— Required action —
Collect all lines below with the string "title".

— Listed records —

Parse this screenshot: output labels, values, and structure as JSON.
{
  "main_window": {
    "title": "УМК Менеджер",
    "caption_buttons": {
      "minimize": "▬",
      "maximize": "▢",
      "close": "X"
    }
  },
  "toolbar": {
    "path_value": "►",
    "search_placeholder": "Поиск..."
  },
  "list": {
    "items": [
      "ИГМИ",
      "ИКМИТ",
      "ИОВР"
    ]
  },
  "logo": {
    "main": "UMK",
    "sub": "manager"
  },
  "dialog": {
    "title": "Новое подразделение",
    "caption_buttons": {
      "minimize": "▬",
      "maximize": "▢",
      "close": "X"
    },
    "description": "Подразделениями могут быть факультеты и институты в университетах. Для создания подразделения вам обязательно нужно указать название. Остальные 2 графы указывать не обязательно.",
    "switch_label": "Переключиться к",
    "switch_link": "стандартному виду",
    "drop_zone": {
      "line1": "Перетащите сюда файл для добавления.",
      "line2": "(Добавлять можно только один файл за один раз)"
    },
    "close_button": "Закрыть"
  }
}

— Answer space —
    "title": "УМК Менеджер",
    "title": "Новое подразделение",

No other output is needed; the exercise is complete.